Matt Brennan is an advocate for congregations and nonprofits so that installing solar power becomes doable. Increasingly, nonprofits and congregations believe their values require them to change to clean, solar energy. They recognize the rapidly cascading dramas of climate change—a crescendoing toll of weather extremes, floods, wildfires, droughts, water scarcity, fishing collapse, starvation, warfare, and more. Urgency is quickly replacing the notion that solar would be fine if we could do it.
So OneEarth Jubilee and Simple Living Works! collaborated on a podcast episode featuring Matt Brennan. He’s VP of sales with CollectiveSun, a company that helps congregations and nonprofits switch to solar.
Matt is a solar installation expert with experience in both residential and commercial projects. In addition to being a talented entrepreneur, he has a strong engineering and technical background. His experience includes founding SanDiegoSolarPower.com, a solar sales and procurement company with extensive market reach. Prior to SanDiegoSolarPower.com, he worked as an industrial engineer for a network equipment manufacturer, a sales engineer for electronic equipment manufacturers and an operations manager for an industry-leading mechanical engineering magazine. Now, with CollectiveSun, his focus is entirely on congregations and nonprofits.
A few days after Matt was interviewed for the Simpler OneEarth Living Podcast, JEM’s director, John Michno, was instrumental in connecting Matt with the Catholic Diocese of San Diego. The meeting bore immediate results. Fr. Emmet Farrell knows particular parishes where the approach outlined in the podcast could really help. Simultaneously, the approach frees up money for mission and other parish needs.
Join in the OneEarth Jubilee Covenant
Know that others are with you when you take this action
Footprint—Given that 2030 is the date by which our lives and societies need to be reshaped to fit our planet, I will calculate the ecological footprint of my household through an online calculator (e.g., Nature Conservancy or Global Ecological Footprint) and take every step I can to reduce its size to fit our one planet. Recognizing we are part of nature, I will offset the impact of my household and participate in tree planting projects and other projects that ally with nature’s resilient ways.
From the OneEarth Jubilee Network
Hello Friends at JEM,
Just read with interest your latest newsletter. Some of the profit from my part-time practice goes into our P/T (Projects and Travel) account, allowing us to do special things. That account funded a remodel of our kitchen that cost a lot more than $1500. We’d be excited to use some of that account to upgrade another kitchen—this time in San Mateo, Mexico. It will take a few days to access the funds, but know that very soon a check for $1500 will be on its way. We’d love to see a couple before and after photos, if that’s possible. —Laurel and Tom

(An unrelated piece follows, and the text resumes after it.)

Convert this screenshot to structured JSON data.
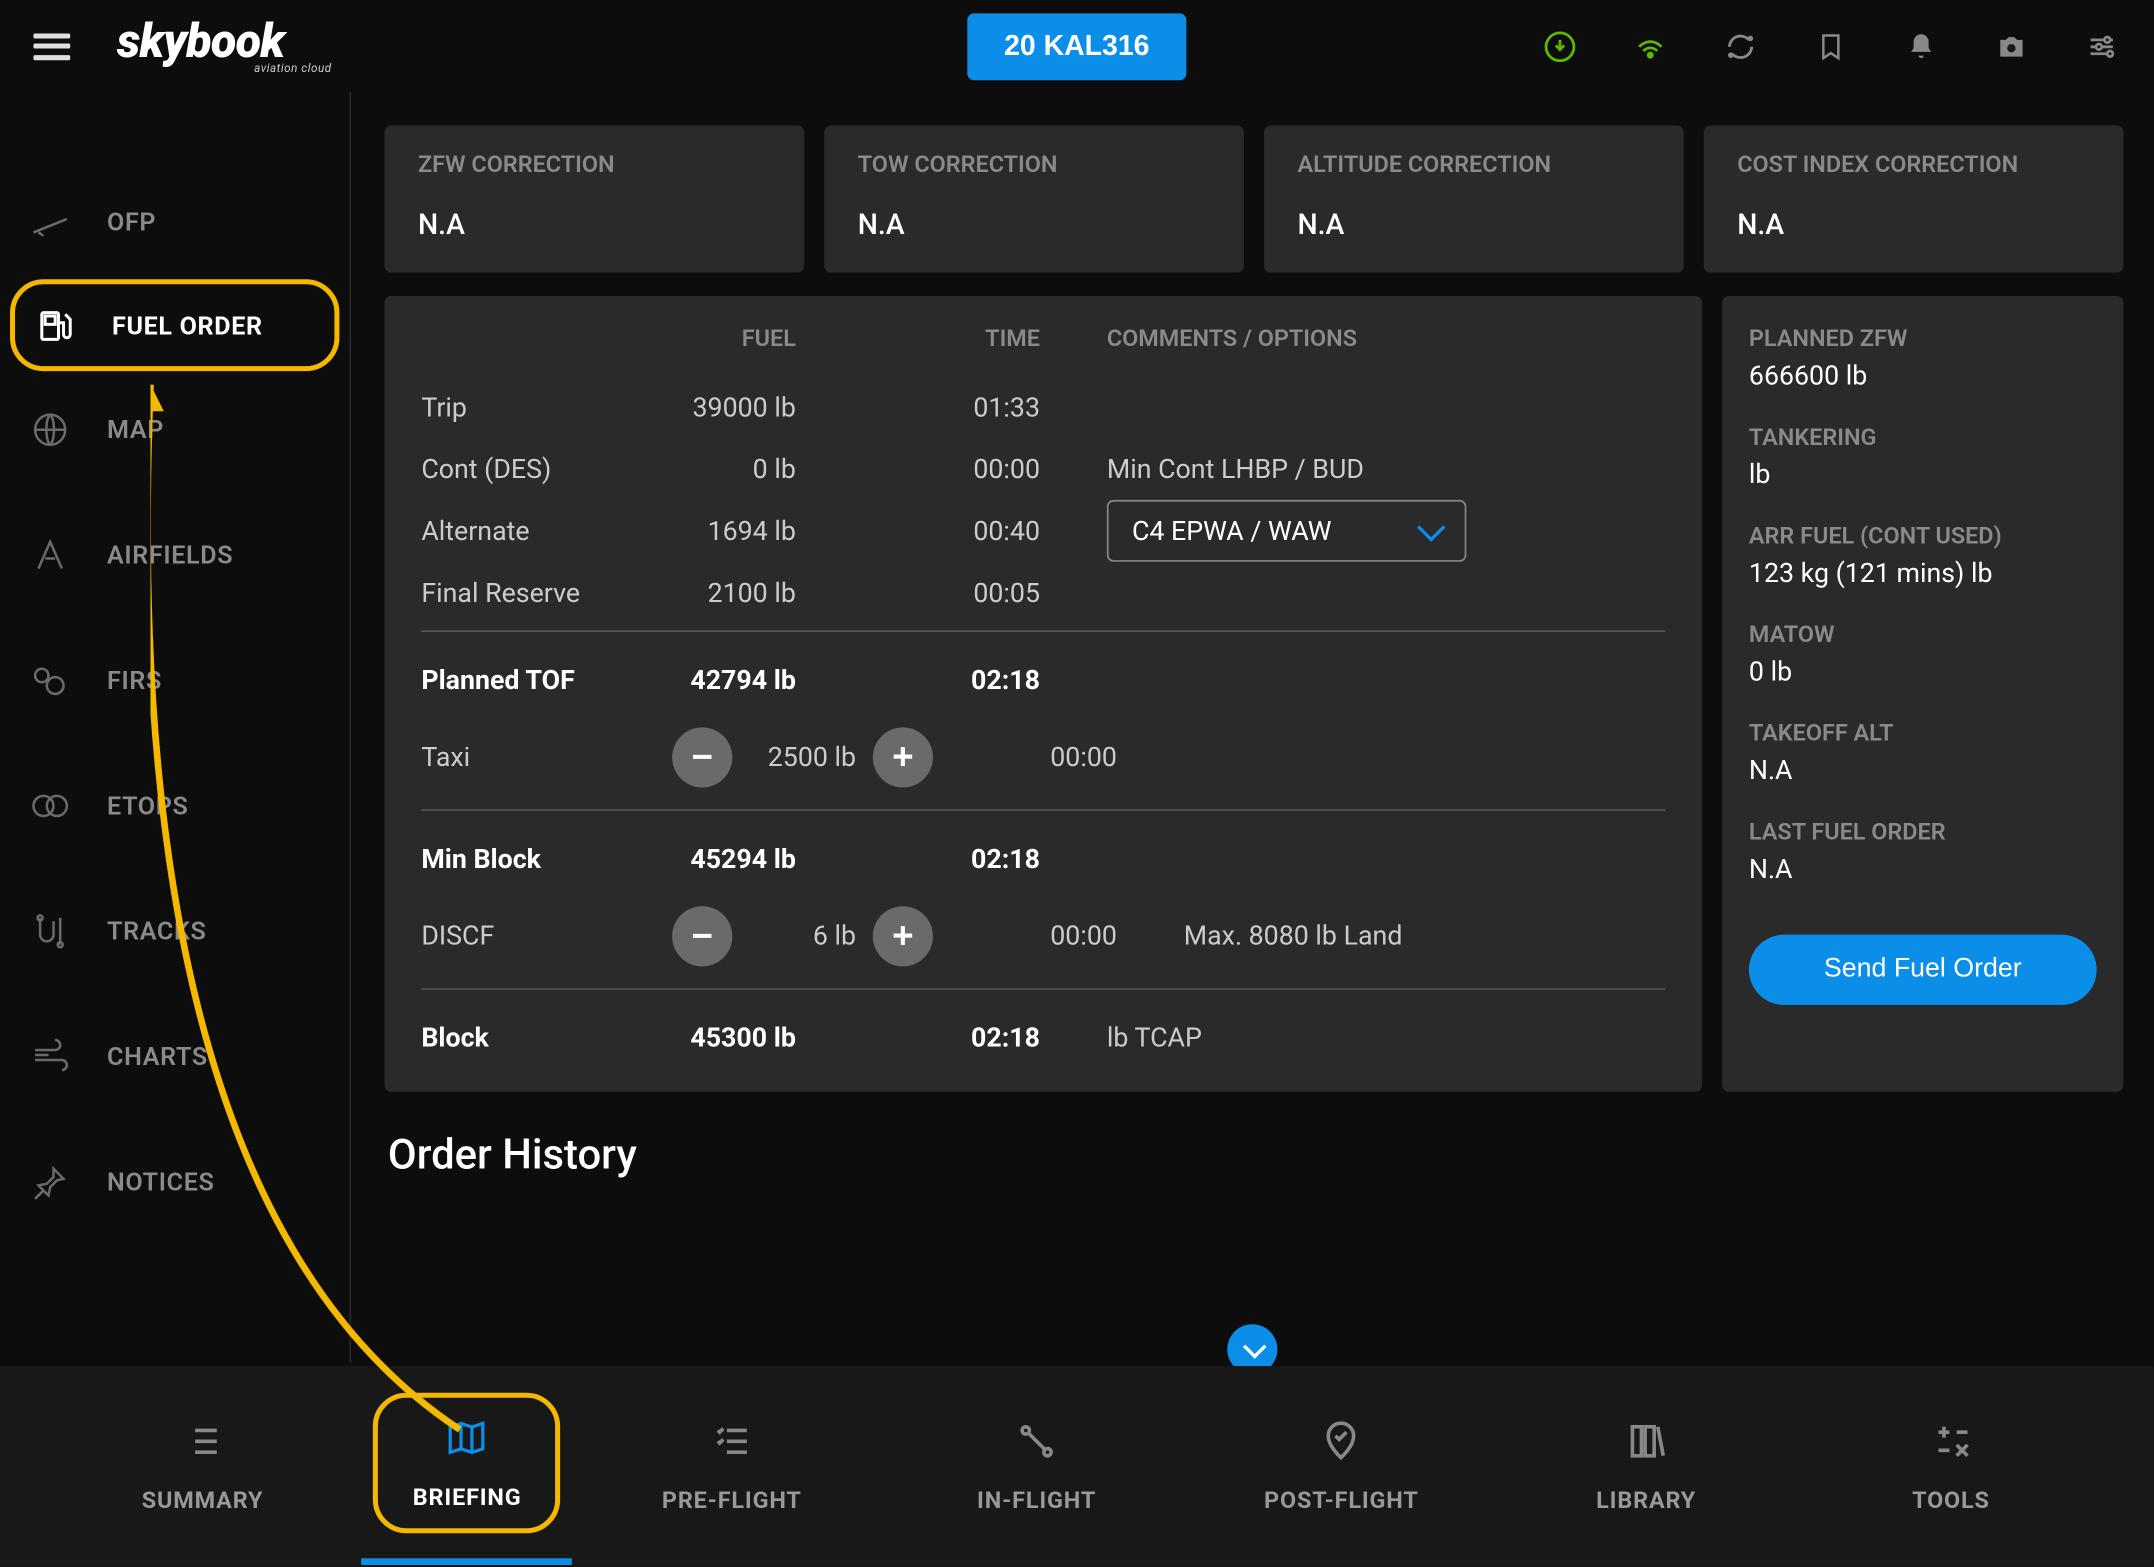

June 16, 2021
Nice to hear about the Jubilee Economics groups gathering! Thank you for this key work in our times. —Rick Zemlin